So how do we teach our students church history in a way that is engaging and helpful for them? Let me tell you three ways I’ve taught it to my students.
1. Sprinkle stories from church history into your lessons/sermons. Teaching on the Trinity? Bring in the Athanasian Creed and discuss who Athanasius was and why he is so critical to the way we understand the doctrine of the Trinity today. Preaching on justification by faith in Romans 1? Quote Martin Luther and give some context about how he taught justification by faith as he led the Reformation in Germany. Leading a study on religious liberty? Tell the story of Anne Hutchinson and why we as Baptists and Americans so highly value religious liberty for all. There are so many ways to pique the interest of our students to figures and events from church history by simply using them as illustrations in our teaching and sermons.

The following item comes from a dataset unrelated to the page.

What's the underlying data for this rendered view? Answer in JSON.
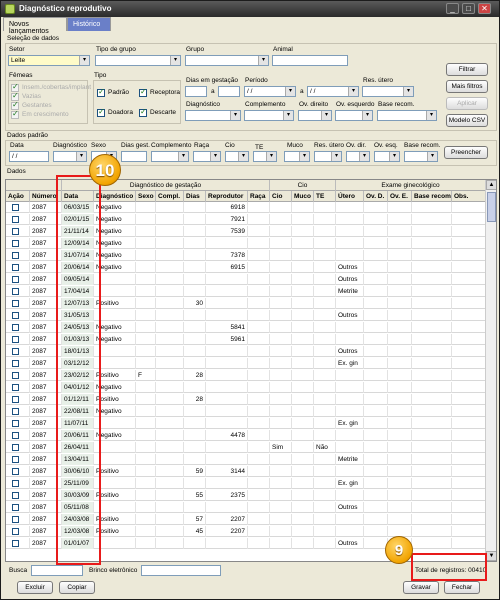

2. Teach a study on a period of church history or an overview of all of church history. In seminary, I took four classes on historical theology that provided me with so many class notes I’ve been able to teach a church history overview class at both churches I’ve served. If you don’t have access to something like that, I would highly recommend Justo Gonzalez’s The Story of Christianity (two volumes). It’s incredibly readable, yet offers a deep history of the faith from the time of Christ to the present. You can also focus on a specific timeframe of church history, such as the Reformation, the early Church or even a history of the Baptists. There are plenty of resources available for any of these topics. I’ve taught church history studies to both students and adults, and I would love to help you if you’d like to as well.
3. Use works from historical authors in discipleship. One of the most refreshing ways I’ve injected church history into ministry has been to use books from authors long dead when discipling students. I have walked high schoolers through Athanasius’ On the Incarnation of the Word of God as we discussed what Christ’s incarnation has done for us and how his death and resurrection have reconciled us to the Father. Dietrich Bonhoeffer’s Life Together and The Cost of Discipleship have been integral with students as we think together what Christian life ought to look like. I’m currently reading On God and Christ by Gregory of Nazianzus with my intern as we study the doctrine of God and the doctrine of the Trinity. Almost every evangelical has probably at some point been in a book study of C. S. Lewis’ Mere Christianity. There are so many really good works from church history to use in discipleship that the options are almost endless.
You can incorporate church history into your ministry in a meaningful way that deepens your students’ faith and encourages them in their walk with Christ. It is a joyous thing for me to see how the Lord is using the faithfulness of our past brothers and sisters to transform a new generation of believers to look more and more like himself.
As you introduce past believers to present ones, don’t be surprised to see your students engage in their faith in more thoughtful ways as they begin to own their history and get excited about sitting at the feet for their forebears to hear their stories and model their lives for the glory of Christ today.
Tyler Gresham serves as student pastor at Fairhaven Baptist Church, Demopolis.